**Recorded information**.

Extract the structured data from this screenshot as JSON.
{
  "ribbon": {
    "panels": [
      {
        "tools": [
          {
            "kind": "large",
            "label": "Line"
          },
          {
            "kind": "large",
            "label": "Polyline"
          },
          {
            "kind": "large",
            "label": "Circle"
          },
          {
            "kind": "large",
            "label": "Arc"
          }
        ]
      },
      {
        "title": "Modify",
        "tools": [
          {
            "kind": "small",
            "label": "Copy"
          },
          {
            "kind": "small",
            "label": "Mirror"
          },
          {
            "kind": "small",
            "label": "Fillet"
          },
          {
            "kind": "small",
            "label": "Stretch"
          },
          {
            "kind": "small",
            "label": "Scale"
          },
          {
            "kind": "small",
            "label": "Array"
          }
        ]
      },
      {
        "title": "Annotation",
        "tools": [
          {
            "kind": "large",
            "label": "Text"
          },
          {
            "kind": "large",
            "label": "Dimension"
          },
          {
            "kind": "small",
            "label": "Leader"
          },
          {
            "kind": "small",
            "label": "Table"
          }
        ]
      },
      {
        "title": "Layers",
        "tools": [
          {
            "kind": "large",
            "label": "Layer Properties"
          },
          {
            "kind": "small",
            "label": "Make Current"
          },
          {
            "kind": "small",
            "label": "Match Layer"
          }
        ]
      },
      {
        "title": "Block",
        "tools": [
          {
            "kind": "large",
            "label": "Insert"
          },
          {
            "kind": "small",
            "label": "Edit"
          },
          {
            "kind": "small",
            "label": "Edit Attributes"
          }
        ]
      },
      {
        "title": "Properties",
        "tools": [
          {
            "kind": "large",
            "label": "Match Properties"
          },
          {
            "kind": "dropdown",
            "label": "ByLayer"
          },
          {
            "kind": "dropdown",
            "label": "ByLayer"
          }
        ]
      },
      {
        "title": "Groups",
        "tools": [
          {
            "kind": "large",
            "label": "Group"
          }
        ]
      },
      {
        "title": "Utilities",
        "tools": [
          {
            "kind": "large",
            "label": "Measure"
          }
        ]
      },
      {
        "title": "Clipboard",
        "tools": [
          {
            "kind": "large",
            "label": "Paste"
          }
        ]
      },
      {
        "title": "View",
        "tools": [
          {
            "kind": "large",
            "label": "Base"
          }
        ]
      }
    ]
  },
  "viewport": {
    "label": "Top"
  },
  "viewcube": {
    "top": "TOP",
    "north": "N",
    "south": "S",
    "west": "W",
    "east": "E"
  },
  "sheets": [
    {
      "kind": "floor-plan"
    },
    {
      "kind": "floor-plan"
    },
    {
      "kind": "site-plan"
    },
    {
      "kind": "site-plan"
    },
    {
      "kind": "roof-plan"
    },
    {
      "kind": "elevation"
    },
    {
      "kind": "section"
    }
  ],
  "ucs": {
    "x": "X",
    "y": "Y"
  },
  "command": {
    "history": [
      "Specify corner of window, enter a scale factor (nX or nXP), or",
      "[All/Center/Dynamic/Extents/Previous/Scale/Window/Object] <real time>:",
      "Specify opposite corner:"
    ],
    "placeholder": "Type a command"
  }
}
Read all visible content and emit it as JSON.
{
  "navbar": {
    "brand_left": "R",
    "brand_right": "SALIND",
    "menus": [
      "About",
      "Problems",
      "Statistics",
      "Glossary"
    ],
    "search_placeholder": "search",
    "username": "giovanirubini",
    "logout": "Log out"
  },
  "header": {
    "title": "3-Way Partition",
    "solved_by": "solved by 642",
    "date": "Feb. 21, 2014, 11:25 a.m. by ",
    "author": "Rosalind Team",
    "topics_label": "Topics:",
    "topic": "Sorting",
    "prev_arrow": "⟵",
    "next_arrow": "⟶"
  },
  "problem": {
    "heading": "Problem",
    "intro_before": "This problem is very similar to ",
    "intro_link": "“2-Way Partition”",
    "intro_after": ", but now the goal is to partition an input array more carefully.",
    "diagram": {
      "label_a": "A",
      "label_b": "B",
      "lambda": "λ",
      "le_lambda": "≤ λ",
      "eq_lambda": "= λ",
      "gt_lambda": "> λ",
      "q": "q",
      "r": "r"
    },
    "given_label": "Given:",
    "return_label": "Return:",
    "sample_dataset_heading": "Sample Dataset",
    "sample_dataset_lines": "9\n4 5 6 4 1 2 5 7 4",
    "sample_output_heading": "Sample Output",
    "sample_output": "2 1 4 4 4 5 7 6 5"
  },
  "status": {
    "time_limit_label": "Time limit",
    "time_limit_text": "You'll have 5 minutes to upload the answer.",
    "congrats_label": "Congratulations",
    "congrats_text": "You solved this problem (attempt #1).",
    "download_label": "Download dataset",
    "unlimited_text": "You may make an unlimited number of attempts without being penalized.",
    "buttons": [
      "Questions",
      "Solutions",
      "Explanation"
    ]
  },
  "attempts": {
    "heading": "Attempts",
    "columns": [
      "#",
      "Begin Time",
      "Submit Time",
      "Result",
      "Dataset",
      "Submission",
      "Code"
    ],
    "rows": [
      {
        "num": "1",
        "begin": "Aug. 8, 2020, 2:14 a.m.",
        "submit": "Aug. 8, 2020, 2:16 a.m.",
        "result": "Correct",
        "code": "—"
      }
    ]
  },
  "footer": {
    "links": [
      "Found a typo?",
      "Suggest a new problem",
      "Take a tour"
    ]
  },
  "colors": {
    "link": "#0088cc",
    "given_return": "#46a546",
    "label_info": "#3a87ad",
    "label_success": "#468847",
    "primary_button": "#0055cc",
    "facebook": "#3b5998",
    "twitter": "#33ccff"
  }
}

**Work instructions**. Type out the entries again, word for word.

**Reply to the task**.
Extract the structured data from this screenshot as JSON.
{
  "ribbon": {
    "panels": [
      {
        "tools": [
          {
            "kind": "large",
            "label": "Line"
          },
          {
            "kind": "large",
            "label": "Polyline"
          },
          {
            "kind": "large",
            "label": "Circle"
          },
          {
            "kind": "large",
            "label": "Arc"
          }
        ]
      },
      {
        "title": "Modify",
        "tools": [
          {
            "kind": "small",
            "label": "Copy"
          },
          {
            "kind": "small",
            "label": "Mirror"
          },
          {
            "kind": "small",
            "label": "Fillet"
          },
          {
            "kind": "small",
            "label": "Stretch"
          },
          {
            "kind": "small",
            "label": "Scale"
          },
          {
            "kind": "small",
            "label": "Array"
          }
        ]
      },
      {
        "title": "Annotation",
        "tools": [
          {
            "kind": "large",
            "label": "Text"
          },
          {
            "kind": "large",
            "label": "Dimension"
          },
          {
            "kind": "small",
            "label": "Leader"
          },
          {
            "kind": "small",
            "label": "Table"
          }
        ]
      },
      {
        "title": "Layers",
        "tools": [
          {
            "kind": "large",
            "label": "Layer Properties"
          },
          {
            "kind": "small",
            "label": "Make Current"
          },
          {
            "kind": "small",
            "label": "Match Layer"
          }
        ]
      },
      {
        "title": "Block",
        "tools": [
          {
            "kind": "large",
            "label": "Insert"
          },
          {
            "kind": "small",
            "label": "Edit"
          },
          {
            "kind": "small",
            "label": "Edit Attributes"
          }
        ]
      },
      {
        "title": "Properties",
        "tools": [
          {
            "kind": "large",
            "label": "Match Properties"
          },
          {
            "kind": "dropdown",
            "label": "ByLayer"
          },
          {
            "kind": "dropdown",
            "label": "ByLayer"
          }
        ]
      },
      {
        "title": "Groups",
        "tools": [
          {
            "kind": "large",
            "label": "Group"
          }
        ]
      },
      {
        "title": "Utilities",
        "tools": [
          {
            "kind": "large",
            "label": "Measure"
          }
        ]
      },
      {
        "title": "Clipboard",
        "tools": [
          {
            "kind": "large",
            "label": "Paste"
          }
        ]
      },
      {
        "title": "View",
        "tools": [
          {
            "kind": "large",
            "label": "Base"
          }
        ]
      }
    ]
  },
  "viewport": {
    "label": "Top"
  },
  "viewcube": {
    "top": "TOP",
    "north": "N",
    "south": "S",
    "west": "W",
    "east": "E"
  },
  "sheets": [
    {
      "kind": "floor-plan"
    },
    {
      "kind": "floor-plan"
    },
    {
      "kind": "site-plan"
    },
    {
      "kind": "site-plan"
    },
    {
      "kind": "roof-plan"
    },
    {
      "kind": "elevation"
    },
    {
      "kind": "section"
    }
  ],
  "ucs": {
    "x": "X",
    "y": "Y"
  },
  "command": {
    "history": [
      "Specify corner of window, enter a scale factor (nX or nXP), or",
      "[All/Center/Dynamic/Extents/Previous/Scale/Window/Object] <real time>:",
      "Specify opposite corner:"
    ],
    "placeholder": "Type a command"
  }
}
Read all visible content and emit it as JSON.
{
  "navbar": {
    "brand_left": "R",
    "brand_right": "SALIND",
    "menus": [
      "About",
      "Problems",
      "Statistics",
      "Glossary"
    ],
    "search_placeholder": "search",
    "username": "giovanirubini",
    "logout": "Log out"
  },
  "header": {
    "title": "3-Way Partition",
    "solved_by": "solved by 642",
    "date": "Feb. 21, 2014, 11:25 a.m. by ",
    "author": "Rosalind Team",
    "topics_label": "Topics:",
    "topic": "Sorting",
    "prev_arrow": "⟵",
    "next_arrow": "⟶"
  },
  "problem": {
    "heading": "Problem",
    "intro_before": "This problem is very similar to ",
    "intro_link": "“2-Way Partition”",
    "intro_after": ", but now the goal is to partition an input array more carefully.",
    "diagram": {
      "label_a": "A",
      "label_b": "B",
      "lambda": "λ",
      "le_lambda": "≤ λ",
      "eq_lambda": "= λ",
      "gt_lambda": "> λ",
      "q": "q",
      "r": "r"
    },
    "given_label": "Given:",
    "return_label": "Return:",
    "sample_dataset_heading": "Sample Dataset",
    "sample_dataset_lines": "9\n4 5 6 4 1 2 5 7 4",
    "sample_output_heading": "Sample Output",
    "sample_output": "2 1 4 4 4 5 7 6 5"
  },
  "status": {
    "time_limit_label": "Time limit",
    "time_limit_text": "You'll have 5 minutes to upload the answer.",
    "congrats_label": "Congratulations",
    "congrats_text": "You solved this problem (attempt #1).",
    "download_label": "Download dataset",
    "unlimited_text": "You may make an unlimited number of attempts without being penalized.",
    "buttons": [
      "Questions",
      "Solutions",
      "Explanation"
    ]
  },
  "attempts": {
    "heading": "Attempts",
    "columns": [
      "#",
      "Begin Time",
      "Submit Time",
      "Result",
      "Dataset",
      "Submission",
      "Code"
    ],
    "rows": [
      {
        "num": "1",
        "begin": "Aug. 8, 2020, 2:14 a.m.",
        "submit": "Aug. 8, 2020, 2:16 a.m.",
        "result": "Correct",
        "code": "—"
      }
    ]
  },
  "footer": {
    "links": [
      "Found a typo?",
      "Suggest a new problem",
      "Take a tour"
    ]
  },
  "colors": {
    "link": "#0088cc",
    "given_return": "#46a546",
    "label_info": "#3a87ad",
    "label_success": "#468847",
    "primary_button": "#0055cc",
    "facebook": "#3b5998",
    "twitter": "#33ccff"
  }
}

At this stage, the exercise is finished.